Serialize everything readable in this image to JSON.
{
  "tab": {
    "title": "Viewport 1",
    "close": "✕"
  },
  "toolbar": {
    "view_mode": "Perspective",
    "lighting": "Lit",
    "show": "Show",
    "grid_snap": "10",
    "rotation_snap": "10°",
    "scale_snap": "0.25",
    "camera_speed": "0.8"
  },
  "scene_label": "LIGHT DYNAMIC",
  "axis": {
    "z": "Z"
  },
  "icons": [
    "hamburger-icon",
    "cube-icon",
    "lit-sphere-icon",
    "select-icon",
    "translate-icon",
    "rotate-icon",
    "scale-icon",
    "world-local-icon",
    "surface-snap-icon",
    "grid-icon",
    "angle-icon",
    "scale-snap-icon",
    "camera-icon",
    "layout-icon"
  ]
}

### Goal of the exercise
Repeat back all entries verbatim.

### Your solution
Serialize everything readable in this image to JSON.
{
  "tab": {
    "title": "Viewport 1",
    "close": "✕"
  },
  "toolbar": {
    "view_mode": "Perspective",
    "lighting": "Lit",
    "show": "Show",
    "grid_snap": "10",
    "rotation_snap": "10°",
    "scale_snap": "0.25",
    "camera_speed": "0.8"
  },
  "scene_label": "LIGHT DYNAMIC",
  "axis": {
    "z": "Z"
  },
  "icons": [
    "hamburger-icon",
    "cube-icon",
    "lit-sphere-icon",
    "select-icon",
    "translate-icon",
    "rotate-icon",
    "scale-icon",
    "world-local-icon",
    "surface-snap-icon",
    "grid-icon",
    "angle-icon",
    "scale-snap-icon",
    "camera-icon",
    "layout-icon"
  ]
}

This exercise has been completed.